# [Task item]
For every entry, output the exact wording.

Data items
##############################

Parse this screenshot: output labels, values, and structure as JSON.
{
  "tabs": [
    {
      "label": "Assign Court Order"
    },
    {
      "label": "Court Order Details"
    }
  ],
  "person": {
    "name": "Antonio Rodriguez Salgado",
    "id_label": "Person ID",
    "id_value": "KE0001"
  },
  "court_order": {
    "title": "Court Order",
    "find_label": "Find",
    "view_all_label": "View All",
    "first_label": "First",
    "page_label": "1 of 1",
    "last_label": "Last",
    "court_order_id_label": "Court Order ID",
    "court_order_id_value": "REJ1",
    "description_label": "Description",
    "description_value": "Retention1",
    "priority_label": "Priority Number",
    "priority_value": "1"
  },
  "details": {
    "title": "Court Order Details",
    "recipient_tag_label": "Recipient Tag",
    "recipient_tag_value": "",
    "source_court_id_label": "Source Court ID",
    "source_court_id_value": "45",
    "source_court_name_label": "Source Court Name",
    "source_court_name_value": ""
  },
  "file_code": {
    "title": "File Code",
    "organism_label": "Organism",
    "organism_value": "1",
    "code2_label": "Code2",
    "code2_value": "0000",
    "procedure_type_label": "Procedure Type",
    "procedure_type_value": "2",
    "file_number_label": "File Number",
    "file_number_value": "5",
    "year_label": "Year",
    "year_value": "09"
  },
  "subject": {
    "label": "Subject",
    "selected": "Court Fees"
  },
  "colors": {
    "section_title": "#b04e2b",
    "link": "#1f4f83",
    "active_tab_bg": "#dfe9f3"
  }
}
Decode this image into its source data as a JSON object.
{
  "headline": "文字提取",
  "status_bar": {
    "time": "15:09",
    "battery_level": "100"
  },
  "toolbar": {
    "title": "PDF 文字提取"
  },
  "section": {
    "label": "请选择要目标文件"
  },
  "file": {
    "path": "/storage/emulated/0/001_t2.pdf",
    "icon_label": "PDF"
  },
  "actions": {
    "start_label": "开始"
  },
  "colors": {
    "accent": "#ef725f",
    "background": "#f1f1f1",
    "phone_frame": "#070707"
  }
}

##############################

# [Response to the exercise]
Parse this screenshot: output labels, values, and structure as JSON.
{
  "tabs": [
    {
      "label": "Assign Court Order"
    },
    {
      "label": "Court Order Details"
    }
  ],
  "person": {
    "name": "Antonio Rodriguez Salgado",
    "id_label": "Person ID",
    "id_value": "KE0001"
  },
  "court_order": {
    "title": "Court Order",
    "find_label": "Find",
    "view_all_label": "View All",
    "first_label": "First",
    "page_label": "1 of 1",
    "last_label": "Last",
    "court_order_id_label": "Court Order ID",
    "court_order_id_value": "REJ1",
    "description_label": "Description",
    "description_value": "Retention1",
    "priority_label": "Priority Number",
    "priority_value": "1"
  },
  "details": {
    "title": "Court Order Details",
    "recipient_tag_label": "Recipient Tag",
    "recipient_tag_value": "",
    "source_court_id_label": "Source Court ID",
    "source_court_id_value": "45",
    "source_court_name_label": "Source Court Name",
    "source_court_name_value": ""
  },
  "file_code": {
    "title": "File Code",
    "organism_label": "Organism",
    "organism_value": "1",
    "code2_label": "Code2",
    "code2_value": "0000",
    "procedure_type_label": "Procedure Type",
    "procedure_type_value": "2",
    "file_number_label": "File Number",
    "file_number_value": "5",
    "year_label": "Year",
    "year_value": "09"
  },
  "subject": {
    "label": "Subject",
    "selected": "Court Fees"
  },
  "colors": {
    "section_title": "#b04e2b",
    "link": "#1f4f83",
    "active_tab_bg": "#dfe9f3"
  }
}
Decode this image into its source data as a JSON object.
{
  "headline": "文字提取",
  "status_bar": {
    "time": "15:09",
    "battery_level": "100"
  },
  "toolbar": {
    "title": "PDF 文字提取"
  },
  "section": {
    "label": "请选择要目标文件"
  },
  "file": {
    "path": "/storage/emulated/0/001_t2.pdf",
    "icon_label": "PDF"
  },
  "actions": {
    "start_label": "开始"
  },
  "colors": {
    "accent": "#ef725f",
    "background": "#f1f1f1",
    "phone_frame": "#070707"
  }
}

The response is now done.